There’s no question that Tommernes’ strengths reside firmly in the attacking end of the ice, and the manner in which head coach Travis Green utilized him last season bears that out. While he wasn’t asked to log significant doses of even strength or on the penalty kill minutes, Tommernes’ ice-time estimates with the man advantage were noticeably higher than any other defenseman on the team.
As a result, it shouldn’t come as any surprise that despite suiting up for only 54 games last season, Tommernes’ 18 points from the blueline were good for 3rd most amongst Comets defensemen (with only Patrick Mullen’s 20 in 46 topping him from a per-game perspective). Looking at the admittedly primitive underlying numbers we have for the AHL, it doesn’t appear that his production was in any way fluky or unsustainable; in fact, his personal 3.9% shooting percentage on a solid rate (nearly 2 shots on goal/game) indicates that he could probably be due for some better fortune moving forward, if anything.

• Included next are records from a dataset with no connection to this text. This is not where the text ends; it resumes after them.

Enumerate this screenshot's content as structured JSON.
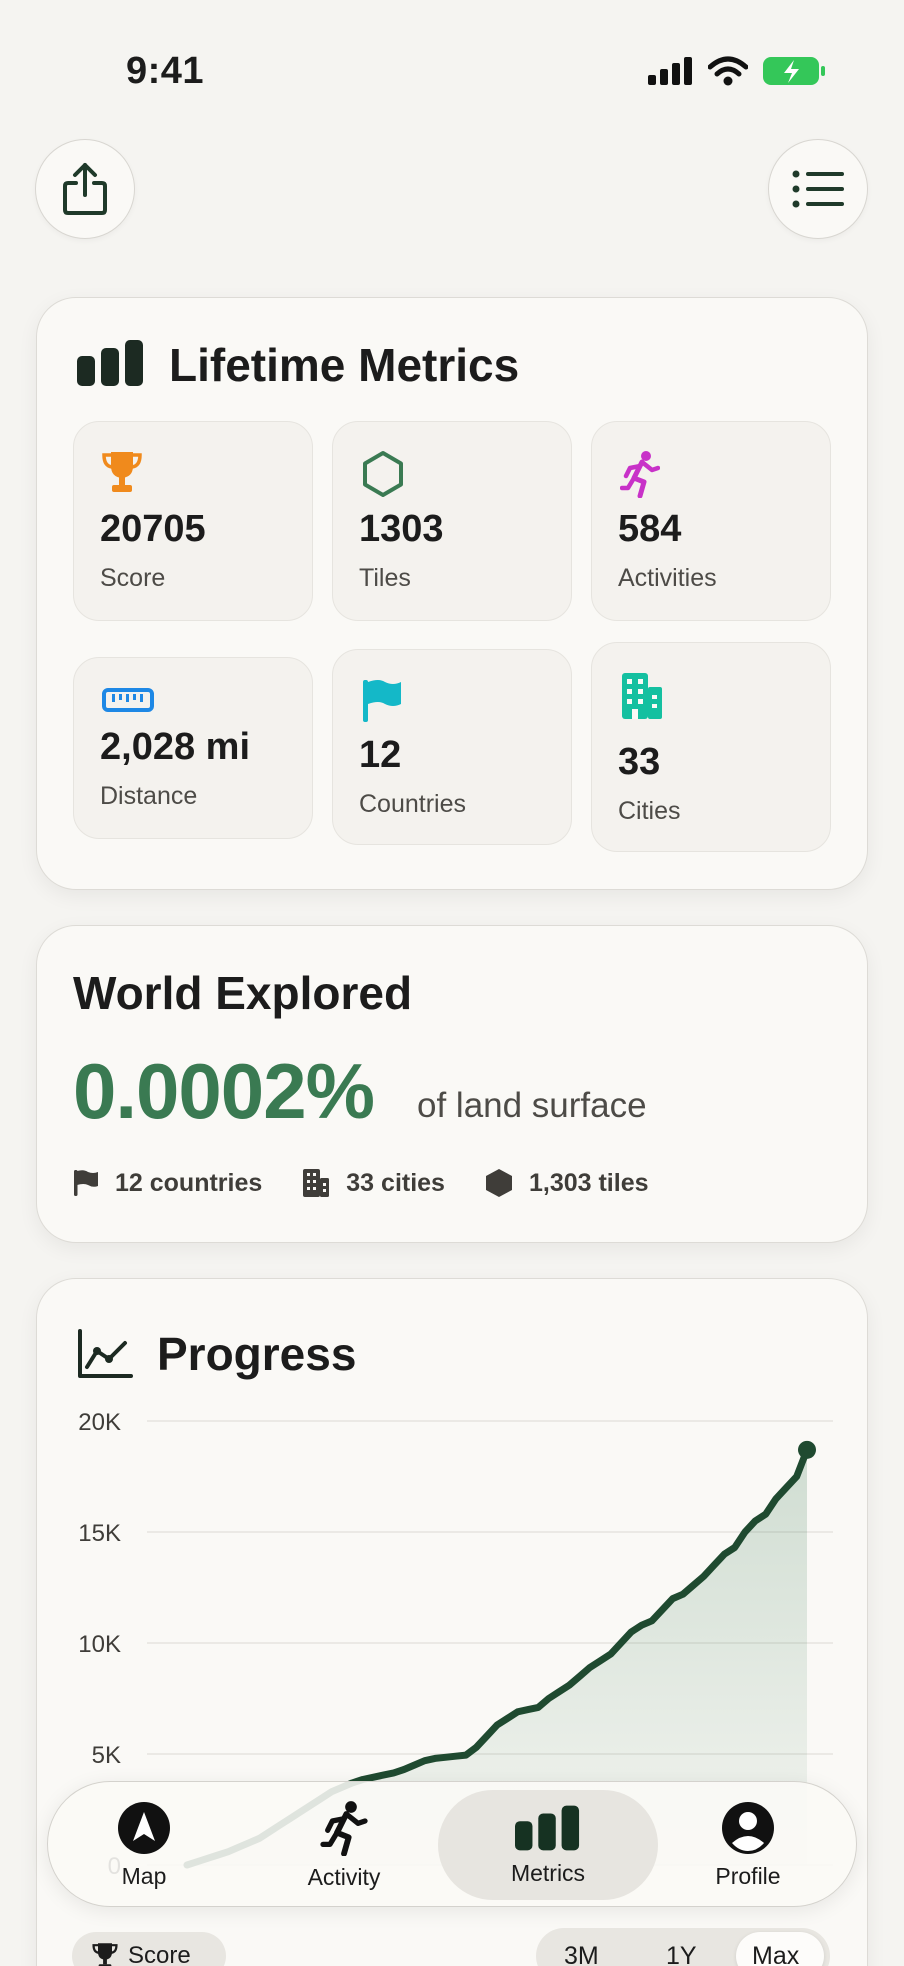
{
  "status_bar": {
    "time": "9:41"
  },
  "header": {
    "share_icon": "share-icon",
    "menu_icon": "list-icon"
  },
  "lifetime_metrics": {
    "title": "Lifetime Metrics",
    "tiles": [
      {
        "value": "20705",
        "label": "Score",
        "icon": "trophy-icon",
        "color": "#f08a1c"
      },
      {
        "value": "1303",
        "label": "Tiles",
        "icon": "hexagon-icon",
        "color": "#3a7a52"
      },
      {
        "value": "584",
        "label": "Activities",
        "icon": "runner-icon",
        "color": "#c832c8"
      },
      {
        "value": "2,028 mi",
        "label": "Distance",
        "icon": "ruler-icon",
        "color": "#1e88e5"
      },
      {
        "value": "12",
        "label": "Countries",
        "icon": "flag-icon",
        "color": "#14b8c8"
      },
      {
        "value": "33",
        "label": "Cities",
        "icon": "building-icon",
        "color": "#14c0a0"
      }
    ]
  },
  "world_explored": {
    "title": "World Explored",
    "percent": "0.0002%",
    "suffix": "of land surface",
    "stats": [
      {
        "icon": "flag-icon",
        "text": "12 countries"
      },
      {
        "icon": "building-icon",
        "text": "33 cities"
      },
      {
        "icon": "hexagon-icon",
        "text": "1,303 tiles"
      }
    ]
  },
  "progress": {
    "title": "Progress",
    "score_chip": "Score",
    "ranges": [
      "3M",
      "1Y",
      "Max"
    ],
    "selected_range": "Max"
  },
  "chart_data": {
    "type": "area",
    "ylim": [
      0,
      20000
    ],
    "y_ticks": [
      "20K",
      "15K",
      "10K",
      "5K",
      "0"
    ],
    "x": [
      0,
      1,
      2,
      3,
      4,
      5,
      6,
      7,
      8,
      9,
      10,
      11,
      12,
      13,
      14,
      15,
      16,
      17,
      18,
      19,
      20,
      21,
      22,
      23,
      24,
      25,
      26,
      27,
      28,
      29,
      30,
      31,
      32,
      33,
      34,
      35,
      36,
      37,
      38,
      39,
      40,
      41,
      42,
      43,
      44,
      45,
      46,
      47,
      48,
      49,
      50,
      51,
      52,
      53,
      54,
      55,
      56,
      57,
      58,
      59,
      60
    ],
    "series": [
      {
        "values": [
          0,
          150,
          300,
          450,
          600,
          800,
          1000,
          1200,
          1500,
          1800,
          2100,
          2400,
          2700,
          3000,
          3300,
          3500,
          3700,
          3850,
          3950,
          4050,
          4150,
          4300,
          4500,
          4700,
          4800,
          4850,
          4900,
          4950,
          5300,
          5800,
          6300,
          6600,
          6900,
          7000,
          7100,
          7500,
          7800,
          8100,
          8500,
          8900,
          9200,
          9500,
          10000,
          10500,
          10800,
          11000,
          11500,
          12000,
          12200,
          12600,
          13000,
          13500,
          14000,
          14300,
          15000,
          15500,
          15800,
          16500,
          17000,
          17500,
          18700
        ]
      }
    ],
    "color": "#1f4a30"
  },
  "tabbar": {
    "tabs": [
      {
        "label": "Map",
        "icon": "navigation-arrow-icon"
      },
      {
        "label": "Activity",
        "icon": "runner-icon"
      },
      {
        "label": "Metrics",
        "icon": "bar-chart-icon"
      },
      {
        "label": "Profile",
        "icon": "person-circle-icon"
      }
    ],
    "active": "Metrics"
  }
}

With all of that being said, Tommernes clearly has some work ahead of him to avoid becoming a casualty of the numbers game. He’s about to enter his age 24 season, which’ll be the last year on his entry-level contract.
With a crowded blueline at the NHL level, and a suddenly burgeoning group of defensemen in the lower ranks – including 3 players that came in securely ahead of him on this list, another 3 intriguing names we’ve already profiled that preceded him, and others that figure to patrol the back-end for the Comets like Bobby Sanguinetti, Peter Andersson, and Alex Biega – he’ll need to prove that he’s more than just a one-trick pony with the Comets next season, at the very least just staying afloat in his own end.
He’ll be given a chance to do so playing on what figures to be a markedly more talented and capable squad, which could certainly only help further accentuate Tommernes’ many aforementioned offensive talents.